places are difficult, but people are impossible! As a reader, those stock hair-and-eye-color parts are always the ones I skip. I want to know who these people are and what they're going to do, not the hue of their t-shirts or the shape of their chins or any of the other thousand details that end up in a novel.
But I'm listening to John Irving's Until I Find You, and if you want to learn ANYTHING about writing, read John Irving.
I kept thinking about this book while I was flipping through my stack of books on character writing--bad ones with long lists of adjectives, a treasure trove of cliches. By page fifteen, I got so irritated by the meaninglessness of it all that I started throwing the books around the room. "That's not how we get to know people!" I exclaimed. "That's not what people ARE!"
Now getting back to John Irving, I kept thinking about his character Emma, who struggles with her weight, a detail that impacts all of her relationships and choices from the beginning of the book. And then there's Daughter Alice, whose modesty is a well-established fact long before we find out why it's important.
But that's it, exactly! Don't those things do a lot more for characterization than the shape of a nose? Unless you're writing Cyrano, unless it MATTERS, I can't make myself care as a reader, let alone as a writer.
So I'm going through my own writing, trying to find the details that matter and describe my characters in a way that doesn't make me cringe.

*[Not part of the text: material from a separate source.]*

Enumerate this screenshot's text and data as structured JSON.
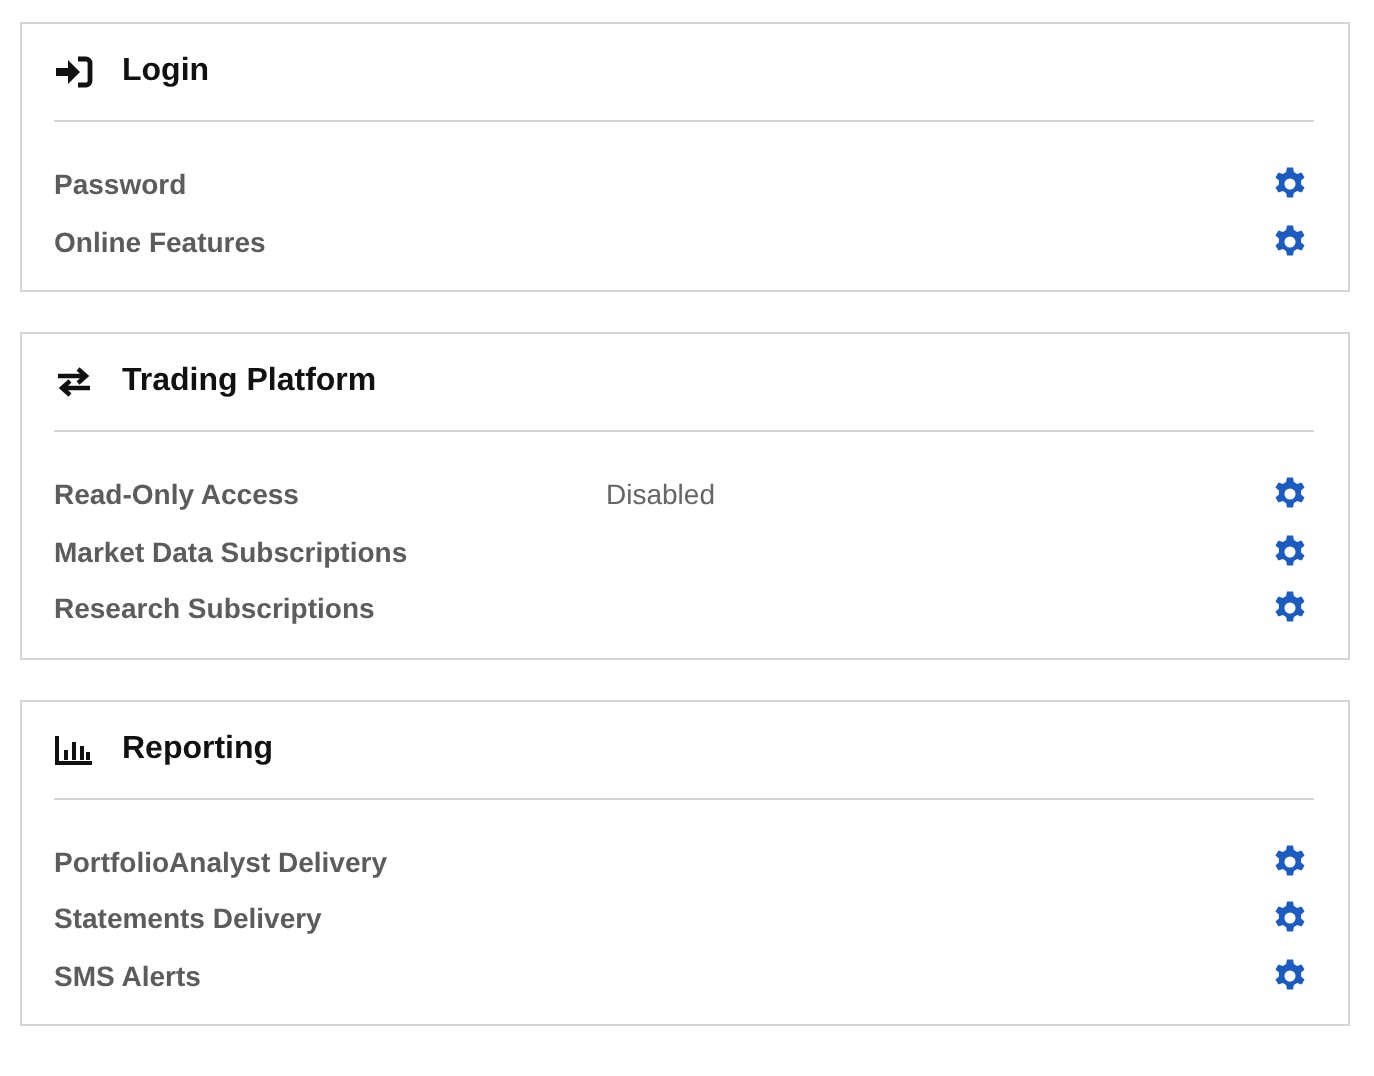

What do you think? What helps you write description? What's the hardest part of writing for you?